- **TASK DESCRIPTION**
When you retype the data, keep every word exactly and include none of the pictures.

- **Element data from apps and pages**
[Start of section]

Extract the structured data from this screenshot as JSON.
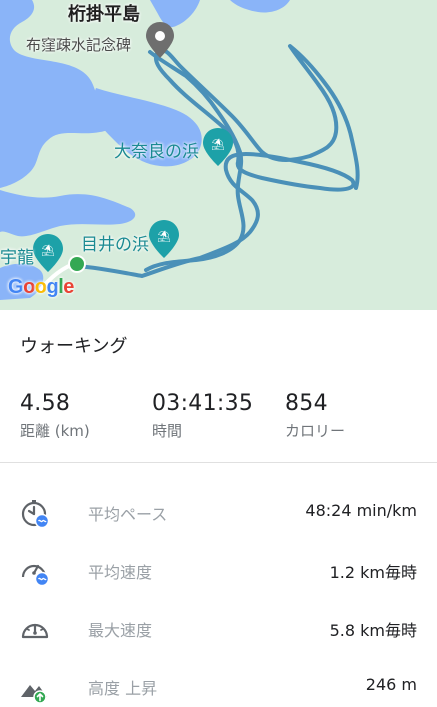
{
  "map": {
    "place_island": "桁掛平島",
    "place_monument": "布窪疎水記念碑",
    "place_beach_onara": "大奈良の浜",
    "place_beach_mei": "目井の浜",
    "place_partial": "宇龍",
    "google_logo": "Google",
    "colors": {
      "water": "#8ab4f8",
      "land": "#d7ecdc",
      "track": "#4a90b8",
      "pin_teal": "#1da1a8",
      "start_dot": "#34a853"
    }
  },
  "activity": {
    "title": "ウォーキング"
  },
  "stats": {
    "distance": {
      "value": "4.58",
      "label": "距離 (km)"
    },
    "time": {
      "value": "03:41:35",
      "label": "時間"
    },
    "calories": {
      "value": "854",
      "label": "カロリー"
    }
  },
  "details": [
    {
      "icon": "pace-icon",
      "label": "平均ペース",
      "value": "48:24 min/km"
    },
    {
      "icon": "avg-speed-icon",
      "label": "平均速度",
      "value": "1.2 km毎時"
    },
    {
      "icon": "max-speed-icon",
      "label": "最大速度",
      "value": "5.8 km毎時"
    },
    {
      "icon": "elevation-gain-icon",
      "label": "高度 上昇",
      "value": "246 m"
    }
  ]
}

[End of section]

- **TASK OUTPUT**
Extract the structured data from this screenshot as JSON.
{
  "map": {
    "place_island": "桁掛平島",
    "place_monument": "布窪疎水記念碑",
    "place_beach_onara": "大奈良の浜",
    "place_beach_mei": "目井の浜",
    "place_partial": "宇龍",
    "google_logo": "Google",
    "colors": {
      "water": "#8ab4f8",
      "land": "#d7ecdc",
      "track": "#4a90b8",
      "pin_teal": "#1da1a8",
      "start_dot": "#34a853"
    }
  },
  "activity": {
    "title": "ウォーキング"
  },
  "stats": {
    "distance": {
      "value": "4.58",
      "label": "距離 (km)"
    },
    "time": {
      "value": "03:41:35",
      "label": "時間"
    },
    "calories": {
      "value": "854",
      "label": "カロリー"
    }
  },
  "details": [
    {
      "icon": "pace-icon",
      "label": "平均ペース",
      "value": "48:24 min/km"
    },
    {
      "icon": "avg-speed-icon",
      "label": "平均速度",
      "value": "1.2 km毎時"
    },
    {
      "icon": "max-speed-icon",
      "label": "最大速度",
      "value": "5.8 km毎時"
    },
    {
      "icon": "elevation-gain-icon",
      "label": "高度 上昇",
      "value": "246 m"
    }
  ]
}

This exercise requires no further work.